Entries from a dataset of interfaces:

════════

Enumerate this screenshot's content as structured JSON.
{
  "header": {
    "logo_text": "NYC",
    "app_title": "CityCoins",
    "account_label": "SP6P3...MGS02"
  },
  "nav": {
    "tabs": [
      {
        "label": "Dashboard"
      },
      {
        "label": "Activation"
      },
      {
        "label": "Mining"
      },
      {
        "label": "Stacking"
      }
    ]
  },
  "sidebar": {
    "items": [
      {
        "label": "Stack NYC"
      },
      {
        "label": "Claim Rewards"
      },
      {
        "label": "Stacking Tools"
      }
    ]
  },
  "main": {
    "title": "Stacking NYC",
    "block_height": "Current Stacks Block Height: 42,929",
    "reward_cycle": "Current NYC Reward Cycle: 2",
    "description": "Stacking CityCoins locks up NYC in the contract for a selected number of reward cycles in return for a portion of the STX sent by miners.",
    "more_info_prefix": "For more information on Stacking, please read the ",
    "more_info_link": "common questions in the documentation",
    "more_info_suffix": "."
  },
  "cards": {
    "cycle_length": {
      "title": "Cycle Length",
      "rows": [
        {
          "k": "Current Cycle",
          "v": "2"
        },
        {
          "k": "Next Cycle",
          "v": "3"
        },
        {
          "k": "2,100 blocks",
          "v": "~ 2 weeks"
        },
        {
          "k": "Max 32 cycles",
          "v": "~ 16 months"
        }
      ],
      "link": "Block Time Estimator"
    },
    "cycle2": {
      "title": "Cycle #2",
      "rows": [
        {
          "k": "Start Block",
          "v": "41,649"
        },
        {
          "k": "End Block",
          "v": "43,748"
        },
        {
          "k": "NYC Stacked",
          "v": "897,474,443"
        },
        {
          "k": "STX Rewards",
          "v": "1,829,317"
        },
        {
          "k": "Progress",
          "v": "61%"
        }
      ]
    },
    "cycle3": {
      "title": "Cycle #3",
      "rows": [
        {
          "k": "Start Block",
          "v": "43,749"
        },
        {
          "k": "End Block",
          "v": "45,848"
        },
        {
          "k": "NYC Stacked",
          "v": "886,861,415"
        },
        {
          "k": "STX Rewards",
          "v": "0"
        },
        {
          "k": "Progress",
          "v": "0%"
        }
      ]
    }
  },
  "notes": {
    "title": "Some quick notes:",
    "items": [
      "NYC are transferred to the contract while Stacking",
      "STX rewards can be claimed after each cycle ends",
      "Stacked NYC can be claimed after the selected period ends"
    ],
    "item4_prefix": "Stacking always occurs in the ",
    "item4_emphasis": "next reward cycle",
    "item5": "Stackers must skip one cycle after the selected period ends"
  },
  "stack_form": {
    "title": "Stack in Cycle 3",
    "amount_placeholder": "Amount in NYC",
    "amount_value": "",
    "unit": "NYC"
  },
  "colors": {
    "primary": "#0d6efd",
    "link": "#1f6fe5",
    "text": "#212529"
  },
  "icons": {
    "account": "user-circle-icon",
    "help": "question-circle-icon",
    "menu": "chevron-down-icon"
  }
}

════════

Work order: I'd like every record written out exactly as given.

Task result:
Enumerate this screenshot's content as structured JSON.
{
  "header": {
    "logo_text": "NYC",
    "app_title": "CityCoins",
    "account_label": "SP6P3...MGS02"
  },
  "nav": {
    "tabs": [
      {
        "label": "Dashboard"
      },
      {
        "label": "Activation"
      },
      {
        "label": "Mining"
      },
      {
        "label": "Stacking"
      }
    ]
  },
  "sidebar": {
    "items": [
      {
        "label": "Stack NYC"
      },
      {
        "label": "Claim Rewards"
      },
      {
        "label": "Stacking Tools"
      }
    ]
  },
  "main": {
    "title": "Stacking NYC",
    "block_height": "Current Stacks Block Height: 42,929",
    "reward_cycle": "Current NYC Reward Cycle: 2",
    "description": "Stacking CityCoins locks up NYC in the contract for a selected number of reward cycles in return for a portion of the STX sent by miners.",
    "more_info_prefix": "For more information on Stacking, please read the ",
    "more_info_link": "common questions in the documentation",
    "more_info_suffix": "."
  },
  "cards": {
    "cycle_length": {
      "title": "Cycle Length",
      "rows": [
        {
          "k": "Current Cycle",
          "v": "2"
        },
        {
          "k": "Next Cycle",
          "v": "3"
        },
        {
          "k": "2,100 blocks",
          "v": "~ 2 weeks"
        },
        {
          "k": "Max 32 cycles",
          "v": "~ 16 months"
        }
      ],
      "link": "Block Time Estimator"
    },
    "cycle2": {
      "title": "Cycle #2",
      "rows": [
        {
          "k": "Start Block",
          "v": "41,649"
        },
        {
          "k": "End Block",
          "v": "43,748"
        },
        {
          "k": "NYC Stacked",
          "v": "897,474,443"
        },
        {
          "k": "STX Rewards",
          "v": "1,829,317"
        },
        {
          "k": "Progress",
          "v": "61%"
        }
      ]
    },
    "cycle3": {
      "title": "Cycle #3",
      "rows": [
        {
          "k": "Start Block",
          "v": "43,749"
        },
        {
          "k": "End Block",
          "v": "45,848"
        },
        {
          "k": "NYC Stacked",
          "v": "886,861,415"
        },
        {
          "k": "STX Rewards",
          "v": "0"
        },
        {
          "k": "Progress",
          "v": "0%"
        }
      ]
    }
  },
  "notes": {
    "title": "Some quick notes:",
    "items": [
      "NYC are transferred to the contract while Stacking",
      "STX rewards can be claimed after each cycle ends",
      "Stacked NYC can be claimed after the selected period ends"
    ],
    "item4_prefix": "Stacking always occurs in the ",
    "item4_emphasis": "next reward cycle",
    "item5": "Stackers must skip one cycle after the selected period ends"
  },
  "stack_form": {
    "title": "Stack in Cycle 3",
    "amount_placeholder": "Amount in NYC",
    "amount_value": "",
    "unit": "NYC"
  },
  "colors": {
    "primary": "#0d6efd",
    "link": "#1f6fe5",
    "text": "#212529"
  },
  "icons": {
    "account": "user-circle-icon",
    "help": "question-circle-icon",
    "menu": "chevron-down-icon"
  }
}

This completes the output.